▸ **Assignment**: Every line below should be duplicated exactly.

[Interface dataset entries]
....
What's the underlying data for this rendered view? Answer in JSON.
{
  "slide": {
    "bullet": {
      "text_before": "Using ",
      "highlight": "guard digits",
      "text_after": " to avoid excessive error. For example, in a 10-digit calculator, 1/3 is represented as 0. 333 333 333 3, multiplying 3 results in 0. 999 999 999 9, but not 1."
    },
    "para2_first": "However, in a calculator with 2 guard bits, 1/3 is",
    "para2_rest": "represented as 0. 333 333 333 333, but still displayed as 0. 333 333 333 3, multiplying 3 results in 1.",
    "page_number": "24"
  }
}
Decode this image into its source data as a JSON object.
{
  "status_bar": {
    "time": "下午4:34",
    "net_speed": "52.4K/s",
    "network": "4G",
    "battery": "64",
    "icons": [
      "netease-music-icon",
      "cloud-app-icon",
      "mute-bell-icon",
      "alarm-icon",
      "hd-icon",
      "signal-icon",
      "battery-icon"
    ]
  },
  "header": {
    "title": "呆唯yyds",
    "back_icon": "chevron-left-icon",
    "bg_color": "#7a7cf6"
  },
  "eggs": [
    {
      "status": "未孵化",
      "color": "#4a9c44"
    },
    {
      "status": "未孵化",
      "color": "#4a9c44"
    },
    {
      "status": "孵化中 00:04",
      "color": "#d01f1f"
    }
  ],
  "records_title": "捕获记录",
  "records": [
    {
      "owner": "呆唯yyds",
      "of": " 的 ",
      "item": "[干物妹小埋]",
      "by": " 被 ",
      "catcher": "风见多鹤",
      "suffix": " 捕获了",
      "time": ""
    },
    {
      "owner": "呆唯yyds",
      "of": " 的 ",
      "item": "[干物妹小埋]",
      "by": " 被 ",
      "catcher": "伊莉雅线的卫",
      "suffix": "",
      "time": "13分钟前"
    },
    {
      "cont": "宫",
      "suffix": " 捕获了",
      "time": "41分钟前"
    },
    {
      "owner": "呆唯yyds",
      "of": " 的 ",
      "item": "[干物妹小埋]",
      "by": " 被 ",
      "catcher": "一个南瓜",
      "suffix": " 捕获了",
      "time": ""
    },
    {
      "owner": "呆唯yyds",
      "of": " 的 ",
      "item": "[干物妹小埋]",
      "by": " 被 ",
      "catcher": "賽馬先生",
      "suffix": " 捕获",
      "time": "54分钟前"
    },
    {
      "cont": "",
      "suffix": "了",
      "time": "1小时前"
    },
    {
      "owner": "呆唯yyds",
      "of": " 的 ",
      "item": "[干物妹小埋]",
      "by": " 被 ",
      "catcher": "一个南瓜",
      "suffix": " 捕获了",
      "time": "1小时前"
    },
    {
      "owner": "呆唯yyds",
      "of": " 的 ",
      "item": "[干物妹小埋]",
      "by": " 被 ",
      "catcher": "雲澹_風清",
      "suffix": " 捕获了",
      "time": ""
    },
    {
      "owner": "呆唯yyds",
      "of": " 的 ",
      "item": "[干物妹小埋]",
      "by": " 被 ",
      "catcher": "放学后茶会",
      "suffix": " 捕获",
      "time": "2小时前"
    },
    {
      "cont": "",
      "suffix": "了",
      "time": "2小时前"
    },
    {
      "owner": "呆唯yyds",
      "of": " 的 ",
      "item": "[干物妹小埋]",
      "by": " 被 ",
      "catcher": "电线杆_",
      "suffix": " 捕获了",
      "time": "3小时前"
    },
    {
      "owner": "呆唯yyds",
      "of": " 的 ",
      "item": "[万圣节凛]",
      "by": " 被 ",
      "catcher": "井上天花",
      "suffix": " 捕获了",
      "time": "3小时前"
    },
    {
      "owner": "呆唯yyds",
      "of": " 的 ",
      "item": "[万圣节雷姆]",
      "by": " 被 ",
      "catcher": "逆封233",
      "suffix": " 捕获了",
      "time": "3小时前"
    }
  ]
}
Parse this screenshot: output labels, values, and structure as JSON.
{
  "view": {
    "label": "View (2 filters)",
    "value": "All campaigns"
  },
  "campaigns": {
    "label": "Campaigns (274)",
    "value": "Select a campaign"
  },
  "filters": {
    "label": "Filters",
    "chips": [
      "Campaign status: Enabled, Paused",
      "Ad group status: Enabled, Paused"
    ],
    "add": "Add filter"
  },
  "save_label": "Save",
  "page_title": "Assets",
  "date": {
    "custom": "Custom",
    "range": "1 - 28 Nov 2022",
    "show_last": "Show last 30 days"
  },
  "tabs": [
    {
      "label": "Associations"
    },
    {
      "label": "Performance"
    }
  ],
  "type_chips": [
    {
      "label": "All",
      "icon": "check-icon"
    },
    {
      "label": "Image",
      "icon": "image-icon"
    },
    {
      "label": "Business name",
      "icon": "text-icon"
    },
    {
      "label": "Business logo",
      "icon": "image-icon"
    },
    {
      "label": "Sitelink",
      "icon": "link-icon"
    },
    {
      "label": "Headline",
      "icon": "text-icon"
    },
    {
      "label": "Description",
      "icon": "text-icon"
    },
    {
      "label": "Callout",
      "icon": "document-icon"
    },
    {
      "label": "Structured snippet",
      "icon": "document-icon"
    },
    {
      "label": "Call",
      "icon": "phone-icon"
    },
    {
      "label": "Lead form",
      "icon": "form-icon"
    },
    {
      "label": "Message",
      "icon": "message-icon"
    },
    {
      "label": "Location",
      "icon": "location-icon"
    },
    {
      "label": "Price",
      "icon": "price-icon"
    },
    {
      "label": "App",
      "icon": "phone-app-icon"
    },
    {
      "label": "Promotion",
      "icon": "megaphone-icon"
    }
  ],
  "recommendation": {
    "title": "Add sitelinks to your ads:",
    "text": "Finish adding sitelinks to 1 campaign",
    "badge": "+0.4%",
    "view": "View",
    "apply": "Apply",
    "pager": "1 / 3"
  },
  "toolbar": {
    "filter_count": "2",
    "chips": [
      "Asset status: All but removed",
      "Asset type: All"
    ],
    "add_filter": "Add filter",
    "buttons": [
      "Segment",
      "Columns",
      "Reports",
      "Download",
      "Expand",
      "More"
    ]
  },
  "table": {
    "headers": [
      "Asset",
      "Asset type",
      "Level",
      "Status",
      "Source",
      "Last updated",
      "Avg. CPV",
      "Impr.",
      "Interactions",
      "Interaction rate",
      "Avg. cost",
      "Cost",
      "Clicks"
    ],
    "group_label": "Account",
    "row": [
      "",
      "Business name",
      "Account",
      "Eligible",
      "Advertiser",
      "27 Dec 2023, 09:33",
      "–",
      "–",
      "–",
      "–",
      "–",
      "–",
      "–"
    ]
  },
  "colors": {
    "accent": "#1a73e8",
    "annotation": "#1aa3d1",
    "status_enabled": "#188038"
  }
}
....
▸ **Answer box**:
What's the underlying data for this rendered view? Answer in JSON.
{
  "slide": {
    "bullet": {
      "text_before": "Using ",
      "highlight": "guard digits",
      "text_after": " to avoid excessive error. For example, in a 10-digit calculator, 1/3 is represented as 0. 333 333 333 3, multiplying 3 results in 0. 999 999 999 9, but not 1."
    },
    "para2_first": "However, in a calculator with 2 guard bits, 1/3 is",
    "para2_rest": "represented as 0. 333 333 333 333, but still displayed as 0. 333 333 333 3, multiplying 3 results in 1.",
    "page_number": "24"
  }
}
Decode this image into its source data as a JSON object.
{
  "status_bar": {
    "time": "下午4:34",
    "net_speed": "52.4K/s",
    "network": "4G",
    "battery": "64",
    "icons": [
      "netease-music-icon",
      "cloud-app-icon",
      "mute-bell-icon",
      "alarm-icon",
      "hd-icon",
      "signal-icon",
      "battery-icon"
    ]
  },
  "header": {
    "title": "呆唯yyds",
    "back_icon": "chevron-left-icon",
    "bg_color": "#7a7cf6"
  },
  "eggs": [
    {
      "status": "未孵化",
      "color": "#4a9c44"
    },
    {
      "status": "未孵化",
      "color": "#4a9c44"
    },
    {
      "status": "孵化中 00:04",
      "color": "#d01f1f"
    }
  ],
  "records_title": "捕获记录",
  "records": [
    {
      "owner": "呆唯yyds",
      "of": " 的 ",
      "item": "[干物妹小埋]",
      "by": " 被 ",
      "catcher": "风见多鹤",
      "suffix": " 捕获了",
      "time": ""
    },
    {
      "owner": "呆唯yyds",
      "of": " 的 ",
      "item": "[干物妹小埋]",
      "by": " 被 ",
      "catcher": "伊莉雅线的卫",
      "suffix": "",
      "time": "13分钟前"
    },
    {
      "cont": "宫",
      "suffix": " 捕获了",
      "time": "41分钟前"
    },
    {
      "owner": "呆唯yyds",
      "of": " 的 ",
      "item": "[干物妹小埋]",
      "by": " 被 ",
      "catcher": "一个南瓜",
      "suffix": " 捕获了",
      "time": ""
    },
    {
      "owner": "呆唯yyds",
      "of": " 的 ",
      "item": "[干物妹小埋]",
      "by": " 被 ",
      "catcher": "賽馬先生",
      "suffix": " 捕获",
      "time": "54分钟前"
    },
    {
      "cont": "",
      "suffix": "了",
      "time": "1小时前"
    },
    {
      "owner": "呆唯yyds",
      "of": " 的 ",
      "item": "[干物妹小埋]",
      "by": " 被 ",
      "catcher": "一个南瓜",
      "suffix": " 捕获了",
      "time": "1小时前"
    },
    {
      "owner": "呆唯yyds",
      "of": " 的 ",
      "item": "[干物妹小埋]",
      "by": " 被 ",
      "catcher": "雲澹_風清",
      "suffix": " 捕获了",
      "time": ""
    },
    {
      "owner": "呆唯yyds",
      "of": " 的 ",
      "item": "[干物妹小埋]",
      "by": " 被 ",
      "catcher": "放学后茶会",
      "suffix": " 捕获",
      "time": "2小时前"
    },
    {
      "cont": "",
      "suffix": "了",
      "time": "2小时前"
    },
    {
      "owner": "呆唯yyds",
      "of": " 的 ",
      "item": "[干物妹小埋]",
      "by": " 被 ",
      "catcher": "电线杆_",
      "suffix": " 捕获了",
      "time": "3小时前"
    },
    {
      "owner": "呆唯yyds",
      "of": " 的 ",
      "item": "[万圣节凛]",
      "by": " 被 ",
      "catcher": "井上天花",
      "suffix": " 捕获了",
      "time": "3小时前"
    },
    {
      "owner": "呆唯yyds",
      "of": " 的 ",
      "item": "[万圣节雷姆]",
      "by": " 被 ",
      "catcher": "逆封233",
      "suffix": " 捕获了",
      "time": "3小时前"
    }
  ]
}
Parse this screenshot: output labels, values, and structure as JSON.
{
  "view": {
    "label": "View (2 filters)",
    "value": "All campaigns"
  },
  "campaigns": {
    "label": "Campaigns (274)",
    "value": "Select a campaign"
  },
  "filters": {
    "label": "Filters",
    "chips": [
      "Campaign status: Enabled, Paused",
      "Ad group status: Enabled, Paused"
    ],
    "add": "Add filter"
  },
  "save_label": "Save",
  "page_title": "Assets",
  "date": {
    "custom": "Custom",
    "range": "1 - 28 Nov 2022",
    "show_last": "Show last 30 days"
  },
  "tabs": [
    {
      "label": "Associations"
    },
    {
      "label": "Performance"
    }
  ],
  "type_chips": [
    {
      "label": "All",
      "icon": "check-icon"
    },
    {
      "label": "Image",
      "icon": "image-icon"
    },
    {
      "label": "Business name",
      "icon": "text-icon"
    },
    {
      "label": "Business logo",
      "icon": "image-icon"
    },
    {
      "label": "Sitelink",
      "icon": "link-icon"
    },
    {
      "label": "Headline",
      "icon": "text-icon"
    },
    {
      "label": "Description",
      "icon": "text-icon"
    },
    {
      "label": "Callout",
      "icon": "document-icon"
    },
    {
      "label": "Structured snippet",
      "icon": "document-icon"
    },
    {
      "label": "Call",
      "icon": "phone-icon"
    },
    {
      "label": "Lead form",
      "icon": "form-icon"
    },
    {
      "label": "Message",
      "icon": "message-icon"
    },
    {
      "label": "Location",
      "icon": "location-icon"
    },
    {
      "label": "Price",
      "icon": "price-icon"
    },
    {
      "label": "App",
      "icon": "phone-app-icon"
    },
    {
      "label": "Promotion",
      "icon": "megaphone-icon"
    }
  ],
  "recommendation": {
    "title": "Add sitelinks to your ads:",
    "text": "Finish adding sitelinks to 1 campaign",
    "badge": "+0.4%",
    "view": "View",
    "apply": "Apply",
    "pager": "1 / 3"
  },
  "toolbar": {
    "filter_count": "2",
    "chips": [
      "Asset status: All but removed",
      "Asset type: All"
    ],
    "add_filter": "Add filter",
    "buttons": [
      "Segment",
      "Columns",
      "Reports",
      "Download",
      "Expand",
      "More"
    ]
  },
  "table": {
    "headers": [
      "Asset",
      "Asset type",
      "Level",
      "Status",
      "Source",
      "Last updated",
      "Avg. CPV",
      "Impr.",
      "Interactions",
      "Interaction rate",
      "Avg. cost",
      "Cost",
      "Clicks"
    ],
    "group_label": "Account",
    "row": [
      "",
      "Business name",
      "Account",
      "Eligible",
      "Advertiser",
      "27 Dec 2023, 09:33",
      "–",
      "–",
      "–",
      "–",
      "–",
      "–",
      "–"
    ]
  },
  "colors": {
    "accent": "#1a73e8",
    "annotation": "#1aa3d1",
    "status_enabled": "#188038"
  }
}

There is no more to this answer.